51. L. Courbin, E. Denieul, E. Dressaire, M. Roper, A. Ajdari, and H. A. Stone, “Imbibition by polygonal spreading on microdecorated surfaces,” Nat. Mater. 6(9), 661–664 (2007). [CrossRef]
52. J. Bico, C. Tordeux, and D. Quere, “Rough wetting,” Europhys. Lett. 55(2), 214–220 (2001). [CrossRef]
53. S. J. Kim, M. W. Moon, K. R. Lee, D. Y. Lee, Y. S. Chang, and H. Y. Kim, “Liquid spreading on superhydrophilic micropillar arrays,” J. Fluid Mech. 680, 477–487 (2011). [CrossRef]
54. J. I. Siddique, D. M. Anderson, and A. Bondarev, “Capillary rise of a liquid into a deformable porous material,” Phys. Fluids 21(1), 013106 (2009). [CrossRef]

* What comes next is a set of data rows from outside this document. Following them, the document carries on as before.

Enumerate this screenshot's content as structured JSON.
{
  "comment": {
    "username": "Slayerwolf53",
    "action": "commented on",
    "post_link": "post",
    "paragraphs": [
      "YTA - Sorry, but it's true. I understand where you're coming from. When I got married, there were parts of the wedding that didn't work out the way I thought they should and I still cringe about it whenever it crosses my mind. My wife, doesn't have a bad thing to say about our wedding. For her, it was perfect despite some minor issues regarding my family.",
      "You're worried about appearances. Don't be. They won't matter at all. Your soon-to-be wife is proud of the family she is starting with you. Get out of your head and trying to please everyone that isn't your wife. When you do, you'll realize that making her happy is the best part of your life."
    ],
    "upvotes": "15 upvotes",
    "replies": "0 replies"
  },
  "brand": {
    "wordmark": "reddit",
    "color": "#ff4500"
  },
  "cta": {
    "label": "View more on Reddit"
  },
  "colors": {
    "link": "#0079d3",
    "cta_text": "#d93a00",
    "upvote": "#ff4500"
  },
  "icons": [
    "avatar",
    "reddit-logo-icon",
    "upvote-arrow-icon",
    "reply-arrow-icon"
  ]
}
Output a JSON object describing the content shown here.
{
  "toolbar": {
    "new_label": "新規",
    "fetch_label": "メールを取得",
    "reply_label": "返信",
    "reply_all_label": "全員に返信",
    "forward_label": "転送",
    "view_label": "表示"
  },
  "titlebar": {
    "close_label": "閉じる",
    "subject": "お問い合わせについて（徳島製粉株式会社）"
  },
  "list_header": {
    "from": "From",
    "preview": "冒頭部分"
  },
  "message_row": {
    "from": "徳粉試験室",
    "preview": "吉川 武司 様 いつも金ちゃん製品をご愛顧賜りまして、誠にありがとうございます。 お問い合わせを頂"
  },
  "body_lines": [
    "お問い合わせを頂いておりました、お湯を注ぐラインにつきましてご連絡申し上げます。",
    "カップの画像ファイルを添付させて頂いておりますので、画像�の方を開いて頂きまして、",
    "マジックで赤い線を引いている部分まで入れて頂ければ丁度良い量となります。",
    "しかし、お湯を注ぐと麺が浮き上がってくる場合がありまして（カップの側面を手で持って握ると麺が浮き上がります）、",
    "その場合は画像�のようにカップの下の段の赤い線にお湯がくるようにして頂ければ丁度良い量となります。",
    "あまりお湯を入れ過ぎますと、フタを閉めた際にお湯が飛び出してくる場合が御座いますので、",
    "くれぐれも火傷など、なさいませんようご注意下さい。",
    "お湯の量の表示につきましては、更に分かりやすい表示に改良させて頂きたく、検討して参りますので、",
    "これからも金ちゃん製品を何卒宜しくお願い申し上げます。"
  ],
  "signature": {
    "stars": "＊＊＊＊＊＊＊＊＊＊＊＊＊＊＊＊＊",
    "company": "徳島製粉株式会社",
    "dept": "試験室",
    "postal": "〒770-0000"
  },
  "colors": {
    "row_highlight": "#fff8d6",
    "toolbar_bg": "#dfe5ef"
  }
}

55. A. D. Dussaud, P. M. Adler, and A. Lips, “Liquid transport in the networked microchannels of the skin surface,” Langmuir 19(18), 7341–7345 (2003). [CrossRef]
56. A. Ponomarenko, D. Quere, and C. Clanet, “A universal law for capillary rise in corners,” J. Fluid Mech. 666, 146–154 (2011). [CrossRef]
57. N. Obara and K. Okumura, “Imbibition of a textured surface decorated by short pillars with rounded edges,” Phys. Rev. E 86(2), 020601 (2012). [CrossRef]